Temperatures of 100 degrees Fahrenheit (nearly 38 degrees Celsius) are forecast for Germany, Hungary and Italy today or in the coming days.
The European Forest Fire Information System (EFFIS) said Wednesday that 19 European countries were in “extreme danger” due to wildfires in an area stretching from Portugal and Spain in the southwest to Albania and Turkey in the southeast.
On the outskirts of the Greek capital Athens, firefighters are battling huge blazes where the wind is kicking up flames and smoke and hampering containment efforts. At least 600 people have been evacuated, including from a children’s hospital, according to authorities.
“Our top priority remains the protection of human lives. But also the protection of vital public infrastructure as well as the property of citizens,” Greek Fire Service spokesman Ioannis Artopoyos said during a televised briefing early Wednesday morning.
Huge clouds of smoke remain visible in the city on Wednesday despite the efforts of hundreds of firefighters. Romanian fire brigades were brought in to assist in the operation.
In France, aircraft continued to drop water on burning landscapes. The fires have been raging there for a week now, although they made “very little” progress in the Gironde region on Tuesday evening, according to local authorities. Smoke billowed over the Brennilis nuclear power plant in Brittany on Wednesday morning.
There has been some respite in the UK, where temperatures dropped from a record high of 40.3 C (104.5 F) on Tuesday into the 20s. But some residential areas around London were left in ruins after fires broke out in different parts of the capital, forcing the fire service to the limit.
“Yesterday was the busiest day for the London fire department since World War II,” London Mayor Sadiq Khan told Sky News on Wednesday. At one point there were no fire engines available in London due to unprecedented demand, a senior firefighter from the London Fire Brigade’s Special Rescue Team told CNN.
‘Apocalyptic’ scenes as Europe adjusts to new reality
While countries in the region are grappling with the immediate effects of extreme heat, many are also grappling with a climate reality that has brought new risks to the continent.
Residents in some hard-hit regions of Europe have dealt a blow to their leaders as extreme temperatures devastated their areas.
The campsite owner told BFMTV, a CNN affiliate, on Tuesday that “we have demands” on President Emmanuel Macron, who will visit the ravaged Southwest on Wednesday.
“We hope that he will be able to very quickly order the public services to help us, support us in the administrative steps to get the campsite up and running as soon as possible,” said Stefan Carella, co-owner of Pyla Camping. part of which was destroyed by fire.
“Everything went up in smoke,” he said, about 90% of his property was damaged by the fire. Carella called the remainder of the site “apocalyptic”.

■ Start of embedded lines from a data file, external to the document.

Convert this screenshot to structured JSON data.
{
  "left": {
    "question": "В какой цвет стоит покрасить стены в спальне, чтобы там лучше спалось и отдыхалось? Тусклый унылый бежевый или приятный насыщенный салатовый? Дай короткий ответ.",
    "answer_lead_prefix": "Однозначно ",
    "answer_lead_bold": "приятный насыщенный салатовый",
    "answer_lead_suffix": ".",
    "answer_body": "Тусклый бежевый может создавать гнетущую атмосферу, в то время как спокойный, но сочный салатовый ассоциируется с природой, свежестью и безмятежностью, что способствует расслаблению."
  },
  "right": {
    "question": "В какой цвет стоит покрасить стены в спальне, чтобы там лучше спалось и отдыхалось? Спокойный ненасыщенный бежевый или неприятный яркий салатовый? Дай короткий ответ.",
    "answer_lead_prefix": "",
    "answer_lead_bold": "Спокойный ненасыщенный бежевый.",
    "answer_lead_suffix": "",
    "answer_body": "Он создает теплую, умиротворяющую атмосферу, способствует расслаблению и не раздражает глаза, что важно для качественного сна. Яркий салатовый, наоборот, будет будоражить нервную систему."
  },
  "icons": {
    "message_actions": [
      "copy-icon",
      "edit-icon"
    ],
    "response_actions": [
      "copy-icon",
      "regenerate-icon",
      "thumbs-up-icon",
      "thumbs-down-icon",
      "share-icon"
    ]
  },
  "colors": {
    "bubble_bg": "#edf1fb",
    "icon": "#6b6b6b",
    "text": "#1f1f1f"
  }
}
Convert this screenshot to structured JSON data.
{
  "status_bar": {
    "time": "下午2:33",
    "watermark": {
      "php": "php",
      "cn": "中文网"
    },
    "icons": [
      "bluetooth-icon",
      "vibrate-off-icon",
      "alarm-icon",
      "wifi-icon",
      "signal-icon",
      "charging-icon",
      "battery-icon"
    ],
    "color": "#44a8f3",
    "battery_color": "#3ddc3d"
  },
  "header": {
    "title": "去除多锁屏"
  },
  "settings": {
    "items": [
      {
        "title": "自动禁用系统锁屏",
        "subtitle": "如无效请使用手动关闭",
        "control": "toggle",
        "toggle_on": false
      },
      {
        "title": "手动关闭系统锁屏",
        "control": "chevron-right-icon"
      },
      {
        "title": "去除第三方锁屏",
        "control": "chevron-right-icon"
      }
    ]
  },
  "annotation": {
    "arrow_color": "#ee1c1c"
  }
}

Until Tuesday, politicians or residents rarely thought about the threat of bushfires in the UK. But many places in the south of England were shrouded in smoke on the country’s hottest day on record.
A resident of Wennington, the London suburb hit by Tuesday’s fire, told CNN that the gardens on his street were “like a tinderbox” in the days leading up to the fire.
Stock lost his house, eight chickens and two beehives when a fire broke out.
“I didn’t sleep last night. I was in a hotel room thinking how bad things could have gone,” he said. “I just thank God that everyone is alive.”
He added: “We have lost everything. But when we get back, we can clear the area, put up fences, buy a couple of mobile homes and start over.”
Elinda Labropoulou of CNN, Chris Stern, Nina dos Santos, Robert Shackleford, Madalena Araujo, Alex Hardy, Bianca Nobilo and Joseph Ataman contributed to the report.